[Items from an interface collection]

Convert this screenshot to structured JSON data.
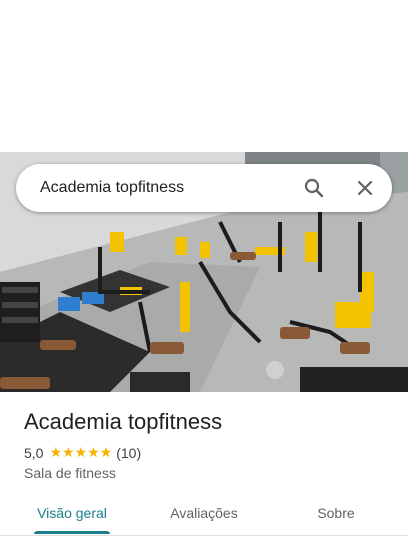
{
  "search": {
    "query": "Academia topfitness"
  },
  "place": {
    "name": "Academia topfitness",
    "rating": "5,0",
    "stars": "★★★★★",
    "review_count": "(10)",
    "category": "Sala de fitness"
  },
  "tabs": [
    {
      "label": "Visão geral",
      "active": true
    },
    {
      "label": "Avaliações",
      "active": false
    },
    {
      "label": "Sobre",
      "active": false
    }
  ],
  "colors": {
    "accent": "#1a7f89",
    "stars": "#f5b400",
    "equipment": "#f2c300"
  },
  "icons": [
    "search-icon",
    "close-icon"
  ]
}
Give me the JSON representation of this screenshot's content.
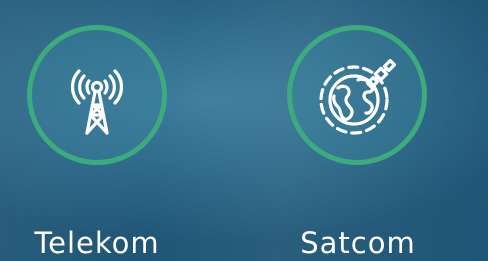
{
  "colors": {
    "ring": "#3cab7d",
    "icon_stroke": "#ffffff",
    "background": "#2f6c8d"
  },
  "services": [
    {
      "label": "Telekom",
      "icon": "antenna-tower-icon"
    },
    {
      "label": "Satcom",
      "icon": "globe-satellite-icon"
    }
  ]
}
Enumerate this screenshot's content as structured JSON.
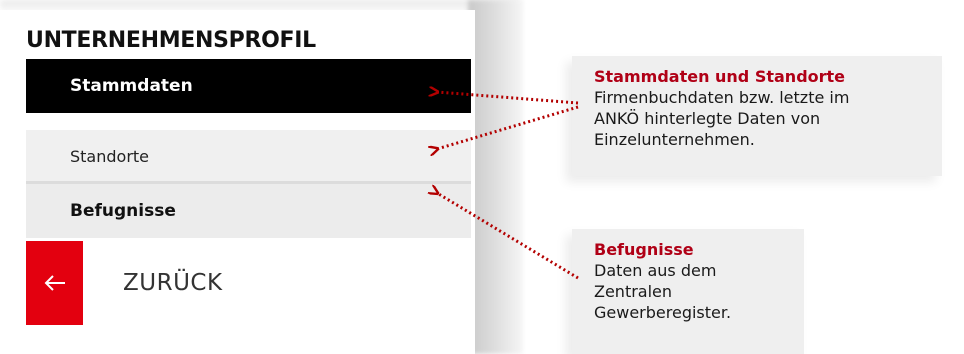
{
  "sidebar": {
    "title": "UNTERNEHMENSPROFIL",
    "items": [
      {
        "label": "Stammdaten",
        "state": "active"
      },
      {
        "label": "Standorte",
        "state": "normal"
      },
      {
        "label": "Befugnisse",
        "state": "bold"
      }
    ],
    "back": {
      "label": "ZURÜCK",
      "icon": "arrow-left-icon"
    }
  },
  "callouts": [
    {
      "heading": "Stammdaten und Standorte",
      "lines": [
        "Firmenbuchdaten bzw. letzte im",
        "ANKÖ hinterlegte Daten von",
        "Einzelunternehmen."
      ]
    },
    {
      "heading": "Befugnisse",
      "lines": [
        "Daten aus dem",
        "Zentralen",
        "Gewerberegister."
      ]
    }
  ],
  "colors": {
    "accent_red": "#e3000f",
    "heading_red": "#b00016",
    "arrow_red": "#b30000",
    "active_bg": "#000000"
  }
}
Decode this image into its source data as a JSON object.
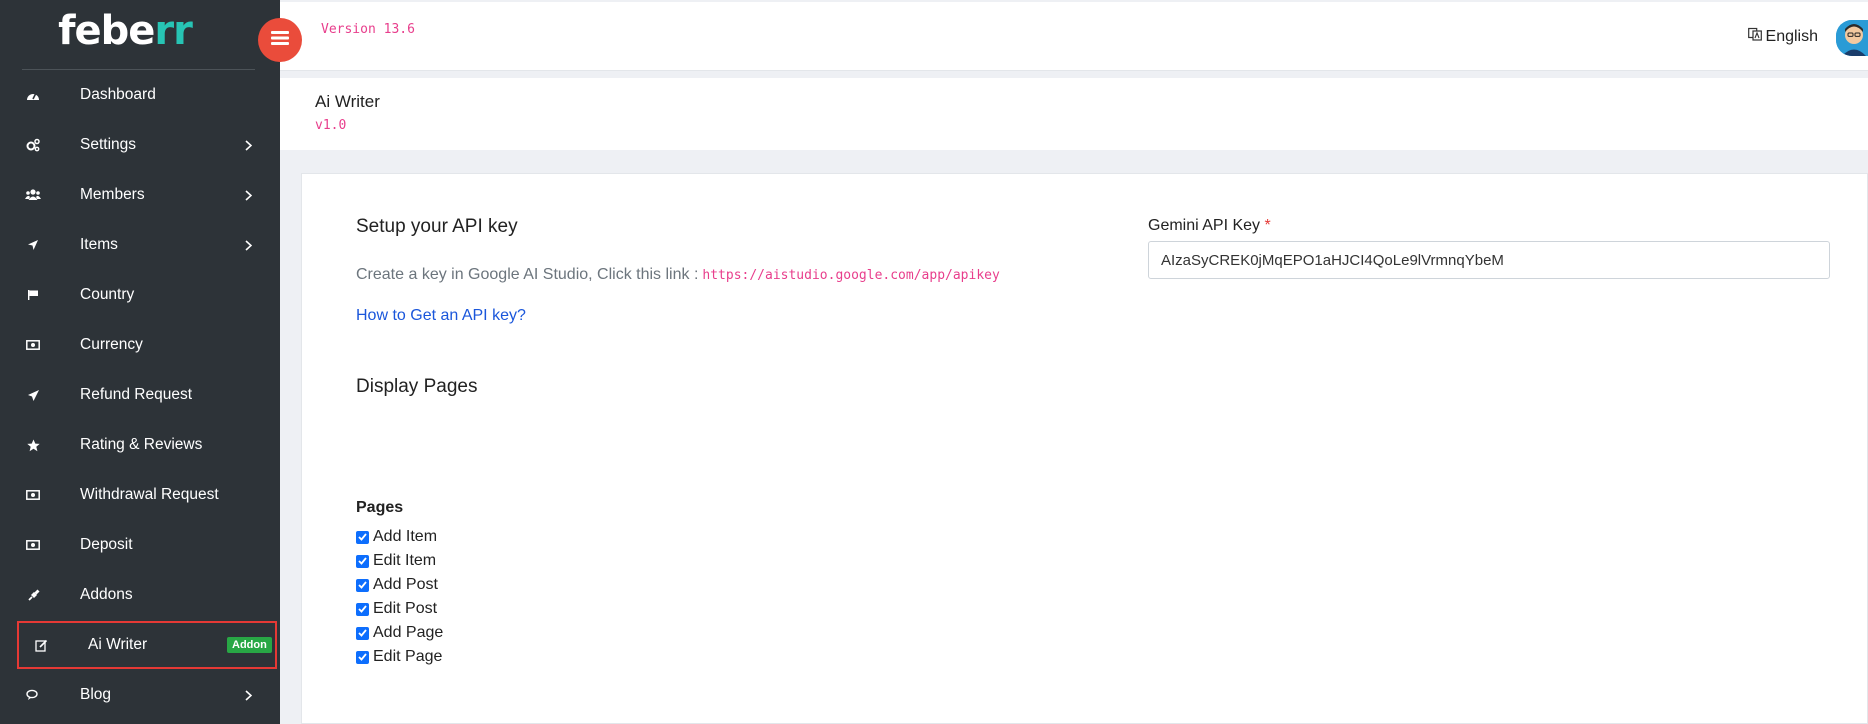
{
  "brand": {
    "name_main": "febe",
    "name_accent": "rr"
  },
  "topbar": {
    "version": "Version 13.6",
    "language": "English"
  },
  "sidebar": {
    "items": [
      {
        "label": "Dashboard",
        "icon": "dashboard-icon",
        "has_submenu": false
      },
      {
        "label": "Settings",
        "icon": "cogs-icon",
        "has_submenu": true
      },
      {
        "label": "Members",
        "icon": "users-icon",
        "has_submenu": true
      },
      {
        "label": "Items",
        "icon": "location-arrow-icon",
        "has_submenu": true
      },
      {
        "label": "Country",
        "icon": "flag-icon",
        "has_submenu": false
      },
      {
        "label": "Currency",
        "icon": "money-icon",
        "has_submenu": false
      },
      {
        "label": "Refund Request",
        "icon": "paper-plane-icon",
        "has_submenu": false
      },
      {
        "label": "Rating & Reviews",
        "icon": "star-icon",
        "has_submenu": false
      },
      {
        "label": "Withdrawal Request",
        "icon": "money-icon",
        "has_submenu": false
      },
      {
        "label": "Deposit",
        "icon": "money-icon",
        "has_submenu": false
      },
      {
        "label": "Addons",
        "icon": "plug-icon",
        "has_submenu": false
      },
      {
        "label": "Ai Writer",
        "icon": "edit-icon",
        "has_submenu": false,
        "badge": "Addon"
      },
      {
        "label": "Blog",
        "icon": "comments-icon",
        "has_submenu": true
      }
    ]
  },
  "page": {
    "title": "Ai Writer",
    "version": "v1.0"
  },
  "api_section": {
    "title": "Setup your API key",
    "help_text": "Create a key in Google AI Studio, Click this link :",
    "help_url": "https://aistudio.google.com/app/apikey",
    "help_link": "How to Get an API key?",
    "field_label": "Gemini API Key",
    "required_mark": "*",
    "api_key_value": "AIzaSyCREK0jMqEPO1aHJCI4QoLe9lVrmnqYbeM"
  },
  "display_section": {
    "title": "Display Pages",
    "pages_label": "Pages",
    "pages": [
      {
        "label": "Add Item",
        "checked": true
      },
      {
        "label": "Edit Item",
        "checked": true
      },
      {
        "label": "Add Post",
        "checked": true
      },
      {
        "label": "Edit Post",
        "checked": true
      },
      {
        "label": "Add Page",
        "checked": true
      },
      {
        "label": "Edit Page",
        "checked": true
      }
    ]
  },
  "colors": {
    "sidebar_bg": "#2d3338",
    "accent": "#27c4b4",
    "toggle": "#ea4c3b",
    "badge": "#28a745",
    "code": "#e83e8c",
    "link": "#1a56db"
  }
}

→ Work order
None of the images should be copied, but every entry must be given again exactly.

→ Solved exercise
Convert this screenshot to structured JSON data.
{
  "search": {
    "query": "Academia topfitness"
  },
  "place": {
    "name": "Academia topfitness",
    "rating": "5,0",
    "stars": "★★★★★",
    "review_count": "(10)",
    "category": "Sala de fitness"
  },
  "tabs": [
    {
      "label": "Visão geral",
      "active": true
    },
    {
      "label": "Avaliações",
      "active": false
    },
    {
      "label": "Sobre",
      "active": false
    }
  ],
  "colors": {
    "accent": "#1a7f89",
    "stars": "#f5b400",
    "equipment": "#f2c300"
  },
  "icons": [
    "search-icon",
    "close-icon"
  ]
}
Give me the JSON representation of this screenshot's content.
{
  "colors": {
    "ring": "#3cab7d",
    "icon_stroke": "#ffffff",
    "background": "#2f6c8d"
  },
  "services": [
    {
      "label": "Telekom",
      "icon": "antenna-tower-icon"
    },
    {
      "label": "Satcom",
      "icon": "globe-satellite-icon"
    }
  ]
}
Enumerate this screenshot's content as structured JSON.
{
  "sidebar": {
    "title": "UNTERNEHMENSPROFIL",
    "items": [
      {
        "label": "Stammdaten",
        "state": "active"
      },
      {
        "label": "Standorte",
        "state": "normal"
      },
      {
        "label": "Befugnisse",
        "state": "bold"
      }
    ],
    "back": {
      "label": "ZURÜCK",
      "icon": "arrow-left-icon"
    }
  },
  "callouts": [
    {
      "heading": "Stammdaten und Standorte",
      "lines": [
        "Firmenbuchdaten bzw. letzte im",
        "ANKÖ hinterlegte Daten von",
        "Einzelunternehmen."
      ]
    },
    {
      "heading": "Befugnisse",
      "lines": [
        "Daten aus dem",
        "Zentralen",
        "Gewerberegister."
      ]
    }
  ],
  "colors": {
    "accent_red": "#e3000f",
    "heading_red": "#b00016",
    "arrow_red": "#b30000",
    "active_bg": "#000000"
  }
}
Decode this image into its source data as a JSON object.
{
  "brand": {
    "name_main": "febe",
    "name_accent": "rr"
  },
  "topbar": {
    "version": "Version 13.6",
    "language": "English"
  },
  "sidebar": {
    "items": [
      {
        "label": "Dashboard",
        "icon": "dashboard-icon",
        "has_submenu": false
      },
      {
        "label": "Settings",
        "icon": "cogs-icon",
        "has_submenu": true
      },
      {
        "label": "Members",
        "icon": "users-icon",
        "has_submenu": true
      },
      {
        "label": "Items",
        "icon": "location-arrow-icon",
        "has_submenu": true
      },
      {
        "label": "Country",
        "icon": "flag-icon",
        "has_submenu": false
      },
      {
        "label": "Currency",
        "icon": "money-icon",
        "has_submenu": false
      },
      {
        "label": "Refund Request",
        "icon": "paper-plane-icon",
        "has_submenu": false
      },
      {
        "label": "Rating & Reviews",
        "icon": "star-icon",
        "has_submenu": false
      },
      {
        "label": "Withdrawal Request",
        "icon": "money-icon",
        "has_submenu": false
      },
      {
        "label": "Deposit",
        "icon": "money-icon",
        "has_submenu": false
      },
      {
        "label": "Addons",
        "icon": "plug-icon",
        "has_submenu": false
      },
      {
        "label": "Ai Writer",
        "icon": "edit-icon",
        "has_submenu": false,
        "badge": "Addon"
      },
      {
        "label": "Blog",
        "icon": "comments-icon",
        "has_submenu": true
      }
    ]
  },
  "page": {
    "title": "Ai Writer",
    "version": "v1.0"
  },
  "api_section": {
    "title": "Setup your API key",
    "help_text": "Create a key in Google AI Studio, Click this link :",
    "help_url": "https://aistudio.google.com/app/apikey",
    "help_link": "How to Get an API key?",
    "field_label": "Gemini API Key",
    "required_mark": "*",
    "api_key_value": "AIzaSyCREK0jMqEPO1aHJCI4QoLe9lVrmnqYbeM"
  },
  "display_section": {
    "title": "Display Pages",
    "pages_label": "Pages",
    "pages": [
      {
        "label": "Add Item",
        "checked": true
      },
      {
        "label": "Edit Item",
        "checked": true
      },
      {
        "label": "Add Post",
        "checked": true
      },
      {
        "label": "Edit Post",
        "checked": true
      },
      {
        "label": "Add Page",
        "checked": true
      },
      {
        "label": "Edit Page",
        "checked": true
      }
    ]
  },
  "colors": {
    "sidebar_bg": "#2d3338",
    "accent": "#27c4b4",
    "toggle": "#ea4c3b",
    "badge": "#28a745",
    "code": "#e83e8c",
    "link": "#1a56db"
  }
}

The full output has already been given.